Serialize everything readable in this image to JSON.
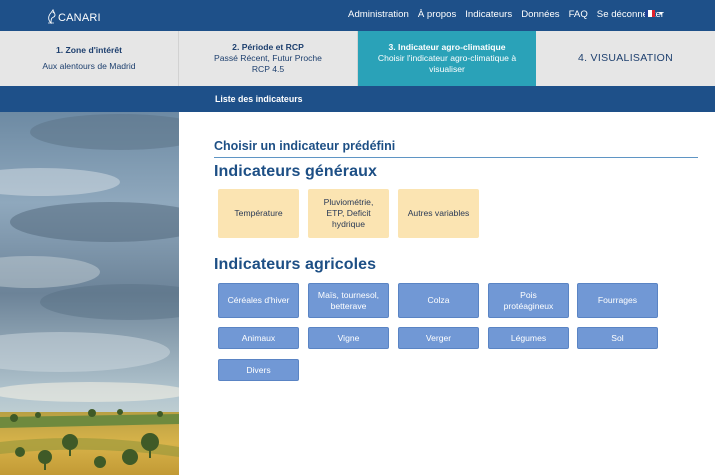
{
  "navbar": {
    "logo_text": "CANARI",
    "links": [
      "Administration",
      "À propos",
      "Indicateurs",
      "Données",
      "FAQ",
      "Se déconnecter"
    ],
    "flag_colors": [
      "#1f3f94",
      "#ffffff",
      "#e0222e"
    ]
  },
  "steps": [
    {
      "title": "1. Zone d'intérêt",
      "lines": [
        "Aux alentours de Madrid"
      ]
    },
    {
      "title": "2. Période et RCP",
      "lines": [
        "Passé Récent, Futur Proche",
        "RCP 4.5"
      ]
    },
    {
      "title": "3. Indicateur agro-climatique",
      "lines": [
        "Choisir l'indicateur agro-climatique à",
        "visualiser"
      ]
    },
    {
      "title": "4. VISUALISATION",
      "lines": []
    }
  ],
  "subnav": {
    "item": "Liste des indicateurs"
  },
  "main": {
    "section_title": "Choisir un indicateur prédéfini",
    "general_title": "Indicateurs généraux",
    "general_buttons": [
      [
        "Température"
      ],
      [
        "Pluviométrie,",
        "ETP, Deficit",
        "hydrique"
      ],
      [
        "Autres variables"
      ]
    ],
    "agri_title": "Indicateurs agricoles",
    "agri_buttons": [
      [
        "Céréales d'hiver"
      ],
      [
        "Maïs, tournesol,",
        "betterave"
      ],
      [
        "Colza"
      ],
      [
        "Pois",
        "protéagineux"
      ],
      [
        "Fourrages"
      ],
      [
        "Animaux"
      ],
      [
        "Vigne"
      ],
      [
        "Verger"
      ],
      [
        "Légumes"
      ],
      [
        "Sol"
      ],
      [
        "Divers"
      ]
    ]
  },
  "colors": {
    "navbar": "#1e5089",
    "active_step": "#2aa2b8",
    "general_button": "#fbe4b2",
    "agri_button": "#7198d5",
    "heading": "#1d4f85"
  }
}
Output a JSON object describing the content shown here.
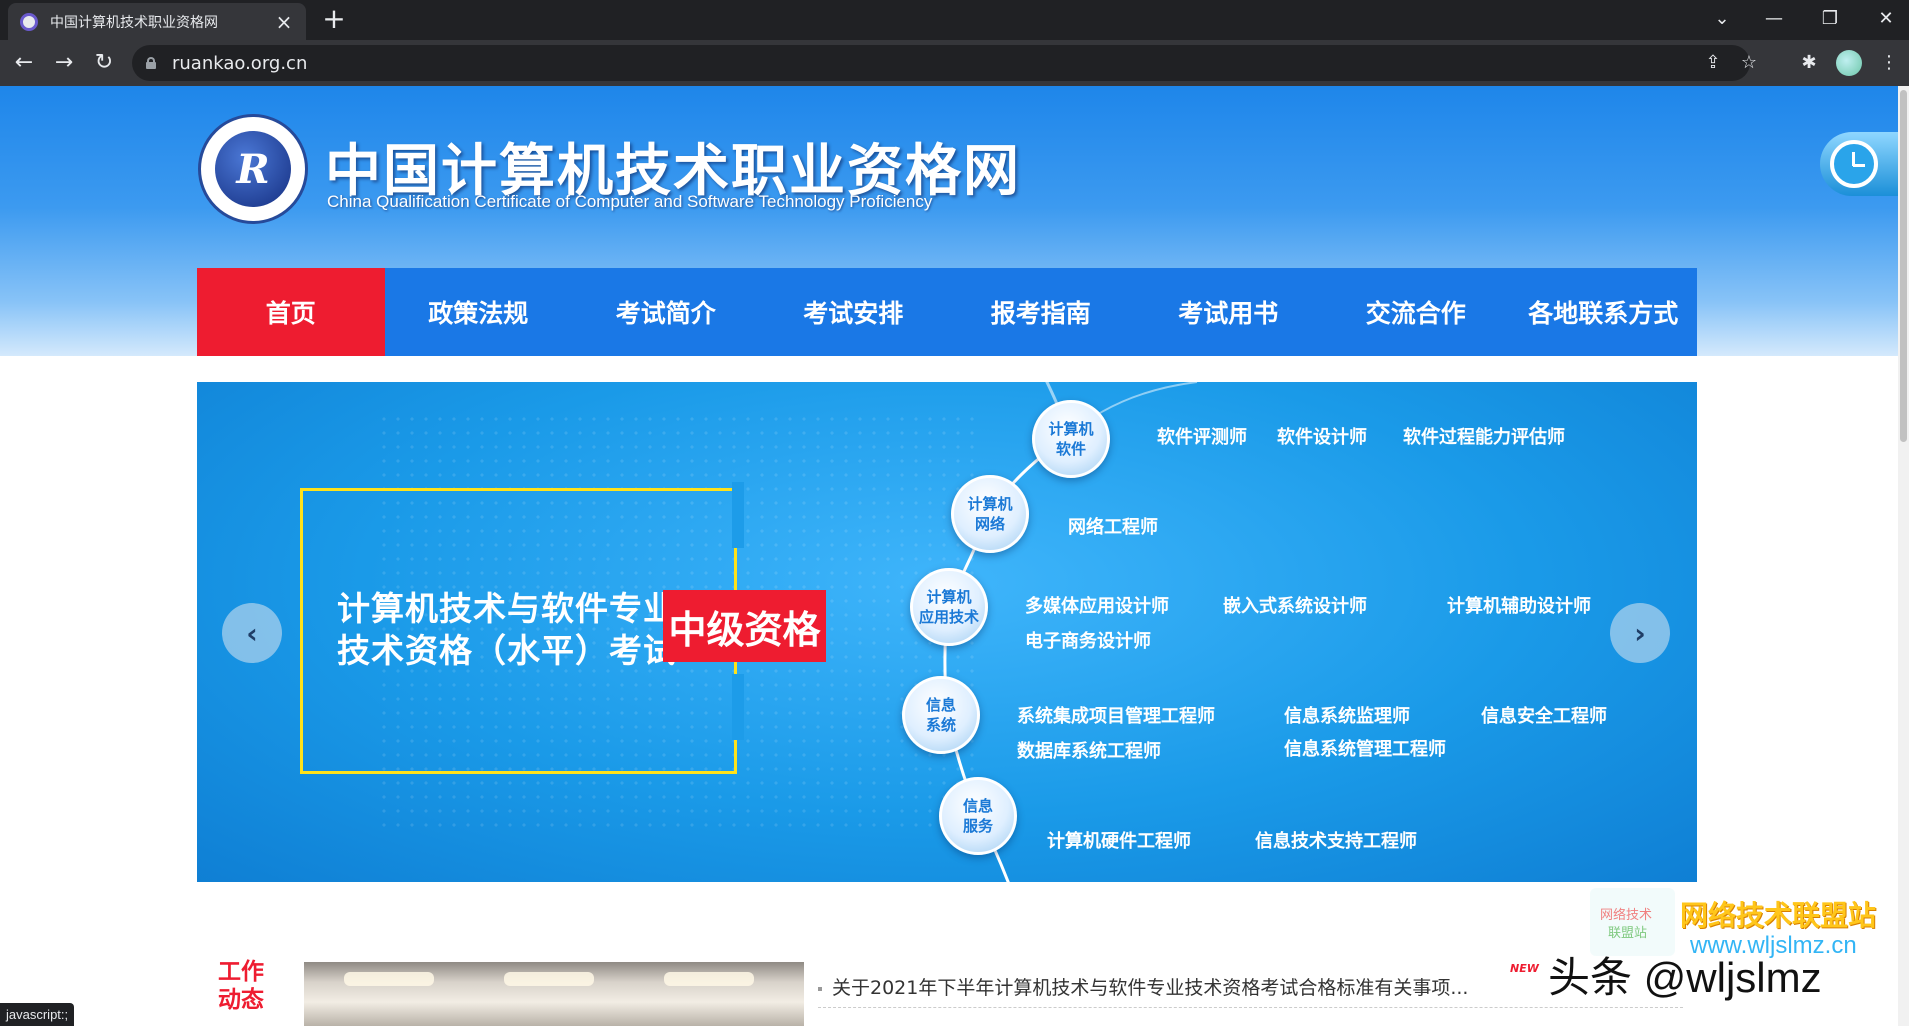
{
  "browser": {
    "tab_title": "中国计算机技术职业资格网",
    "tab_close": "×",
    "new_tab": "+",
    "url": "ruankao.org.cn",
    "status_text": "javascript:;"
  },
  "icons": {
    "back": "←",
    "forward": "→",
    "reload": "↻",
    "share": "⇪",
    "star": "☆",
    "extensions": "✱",
    "menu": "⋮",
    "tab_search": "⌄",
    "minimize": "—",
    "restore": "❐",
    "close": "✕"
  },
  "header": {
    "title": "中国计算机技术职业资格网",
    "subtitle": "China Qualification Certificate of Computer and Software Technology Proficiency",
    "logo_letter": "R"
  },
  "nav": {
    "items": [
      {
        "label": "首页",
        "active": true
      },
      {
        "label": "政策法规"
      },
      {
        "label": "考试简介"
      },
      {
        "label": "考试安排"
      },
      {
        "label": "报考指南"
      },
      {
        "label": "考试用书"
      },
      {
        "label": "交流合作"
      },
      {
        "label": "各地联系方式"
      }
    ]
  },
  "banner": {
    "line1": "计算机技术与软件专业",
    "line2": "技术资格（水平）考试",
    "badge": "中级资格",
    "prev": "‹",
    "next": "›",
    "categories": [
      {
        "node": [
          "计算机",
          "软件"
        ],
        "certs": [
          "软件评测师",
          "软件设计师",
          "软件过程能力评估师"
        ]
      },
      {
        "node": [
          "计算机",
          "网络"
        ],
        "certs": [
          "网络工程师"
        ]
      },
      {
        "node": [
          "计算机",
          "应用技术"
        ],
        "certs": [
          "多媒体应用设计师",
          "嵌入式系统设计师",
          "计算机辅助设计师",
          "电子商务设计师"
        ]
      },
      {
        "node": [
          "信息",
          "系统"
        ],
        "certs": [
          "系统集成项目管理工程师",
          "信息系统监理师",
          "信息安全工程师",
          "数据库系统工程师",
          "信息系统管理工程师"
        ]
      },
      {
        "node": [
          "信息",
          "服务"
        ],
        "certs": [
          "计算机硬件工程师",
          "信息技术支持工程师"
        ]
      }
    ]
  },
  "news": {
    "label": [
      "工作",
      "动态"
    ],
    "items": [
      "关于2021年下半年计算机技术与软件专业技术资格考试合格标准有关事项..."
    ],
    "new_badge": "NEW"
  },
  "watermark": {
    "box": [
      "网络技术",
      "联盟站"
    ],
    "title": "网络技术联盟站",
    "url": "www.wljslmz.cn",
    "handle": "头条 @wljslmz"
  }
}
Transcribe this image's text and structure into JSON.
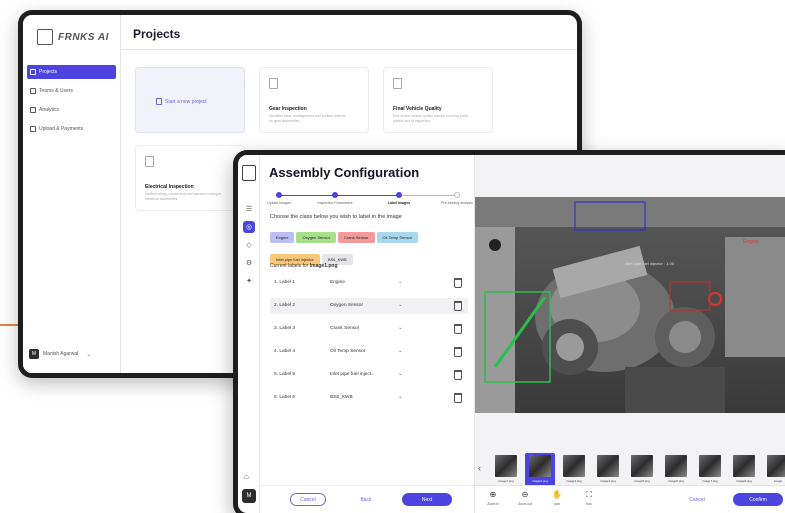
{
  "back_app": {
    "logo_text": "FRNKS AI",
    "page_title": "Projects",
    "nav": [
      {
        "label": "Projects",
        "icon": "grid-icon",
        "active": true
      },
      {
        "label": "Teams & Users",
        "icon": "users-icon",
        "active": false
      },
      {
        "label": "Analytics",
        "icon": "chart-icon",
        "active": false
      },
      {
        "label": "Upload & Payments",
        "icon": "dollar-icon",
        "active": false
      }
    ],
    "user": {
      "initials": "M",
      "name": "Manish Agarwal"
    },
    "new_project_label": "Start a new project",
    "cards": [
      {
        "title": "Gear Inspection",
        "desc": "Identifies wear, misalignment and surface defects on gear assemblies"
      },
      {
        "title": "Final Vehicle Quality",
        "desc": "End-of-line vehicle quality checks covering paint, panels and fit inspection"
      },
      {
        "title": "Electrical Inspection",
        "desc": "Verifies wiring, connectors and harness routing in electrical assemblies"
      }
    ]
  },
  "front_app": {
    "title": "Assembly Configuration",
    "steps": [
      {
        "label": "Upload Images",
        "done": true,
        "current": false
      },
      {
        "label": "Inspection Parameters",
        "done": true,
        "current": false
      },
      {
        "label": "Label Images",
        "done": true,
        "current": true
      },
      {
        "label": "Pre-training analysis",
        "done": false,
        "current": false
      }
    ],
    "choose_text": "Choose the class below you wish to label in the image",
    "chips": [
      {
        "label": "Engine",
        "color": "#b9bff6"
      },
      {
        "label": "Oxygen Sensor",
        "color": "#a6e08b"
      },
      {
        "label": "Crank Sensor",
        "color": "#f49a9a"
      },
      {
        "label": "Oil Temp Sensor",
        "color": "#a8d8f0"
      },
      {
        "label": "Inlet pipe fuel injector",
        "color": "#f6c97a"
      },
      {
        "label": "BS6_KWB",
        "color": "#e6e6ea"
      }
    ],
    "current_labels_prefix": "Current labels for",
    "current_labels_file": "Image1.png",
    "label_rows": [
      {
        "label": "1.  Label 1",
        "value": "Engine"
      },
      {
        "label": "2.  Label 2",
        "value": "Oxygen Sensor"
      },
      {
        "label": "3.  Label 3",
        "value": "Crank Sensor"
      },
      {
        "label": "4.  Label 4",
        "value": "Oil Temp Sensor"
      },
      {
        "label": "5.  Label 5",
        "value": "Inlet pipe fuel inject.."
      },
      {
        "label": "6.  Label 6",
        "value": "BS6_KWB"
      }
    ],
    "buttons": {
      "cancel": "Cancel",
      "back": "Back",
      "next": "Next",
      "cancel_right": "Cancel",
      "confirm": "Confirm"
    },
    "user_initials": "M",
    "annotations": [
      {
        "label": "Inlet pipe fuel injector : 1.00",
        "color": "#2a2acc"
      },
      {
        "label": "Engine",
        "color": "#cc2a2a"
      }
    ],
    "thumbnails": [
      "image1.png",
      "image2.png",
      "image3.png",
      "image4.png",
      "image5.png",
      "image6.png",
      "image7.png",
      "image8.png",
      "image"
    ],
    "active_thumb": 1,
    "tools": [
      {
        "label": "Zoom in",
        "icon": "zoom-in-icon",
        "glyph": "⊕"
      },
      {
        "label": "Zoom out",
        "icon": "zoom-out-icon",
        "glyph": "⊖"
      },
      {
        "label": "pan",
        "icon": "hand-icon",
        "glyph": "✋"
      },
      {
        "label": "box",
        "icon": "box-icon",
        "glyph": "⛶"
      }
    ]
  }
}
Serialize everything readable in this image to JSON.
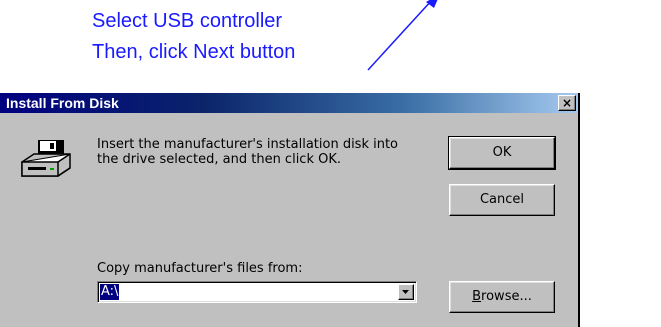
{
  "annotation": {
    "line1": "Select USB controller",
    "line2": "Then, click Next button",
    "color": "#1a1aff"
  },
  "dialog": {
    "title": "Install From Disk",
    "close_label": "×",
    "message_line1": "Insert the manufacturer's installation disk into",
    "message_line2": "the drive selected, and then click OK.",
    "ok_label": "OK",
    "cancel_label": "Cancel",
    "copy_label": "Copy manufacturer's files from:",
    "path_value": "A:\\",
    "browse_label_prefix": "B",
    "browse_label_rest": "rowse...",
    "icon": "floppy-drive-icon"
  }
}
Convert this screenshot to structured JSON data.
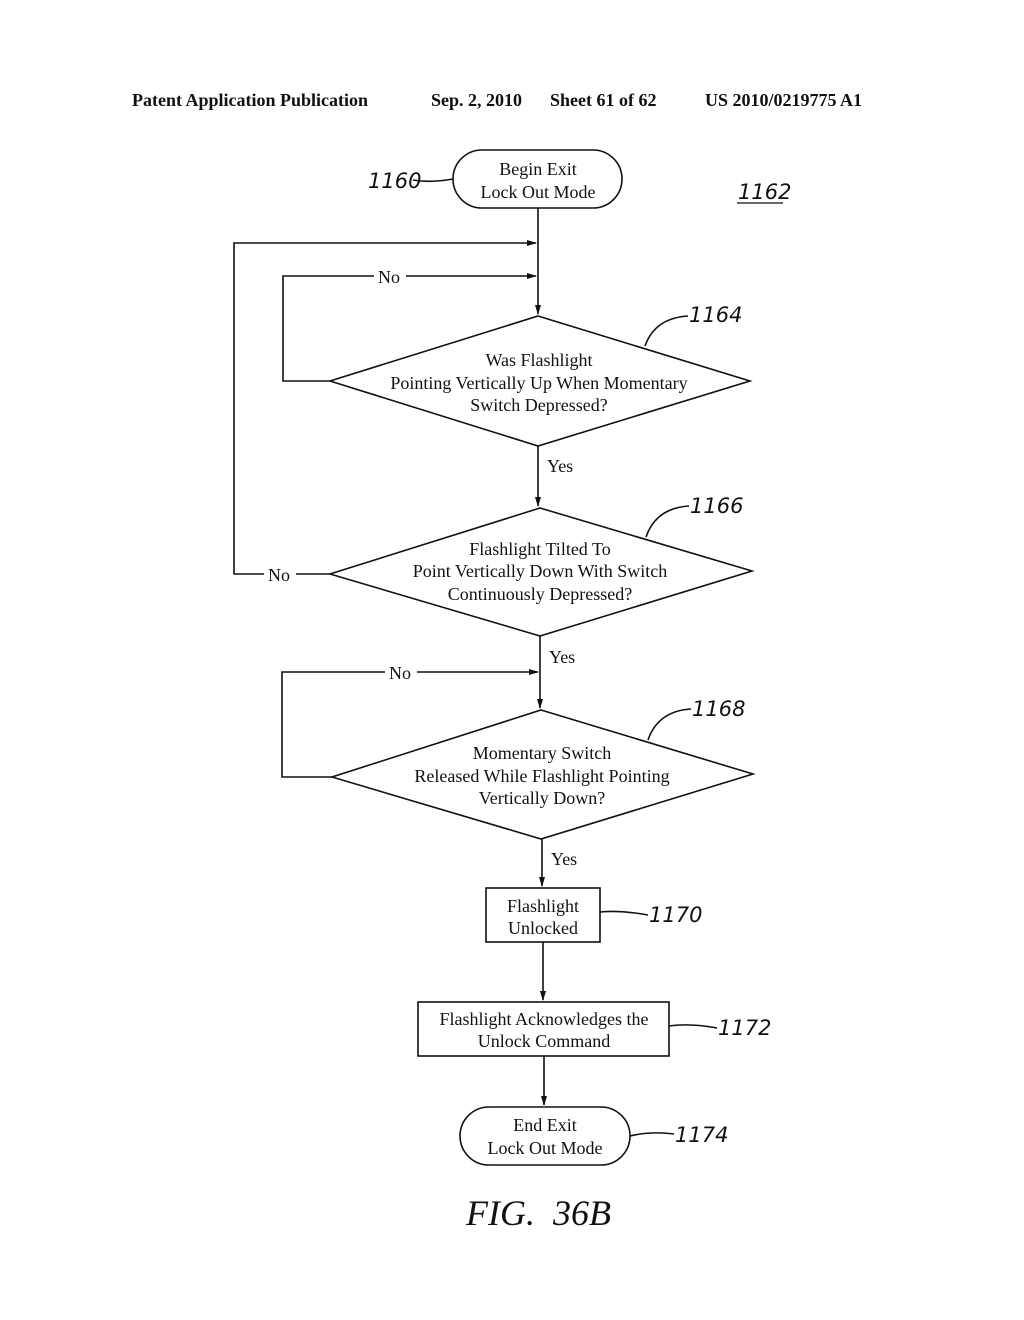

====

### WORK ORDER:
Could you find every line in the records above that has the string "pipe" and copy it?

### SOLUTION BELOW:
        "label": "Inlet pipe fuel injector",
        "value": "Inlet pipe fuel inject.."
        "label": "Inlet pipe fuel injector : 1.00",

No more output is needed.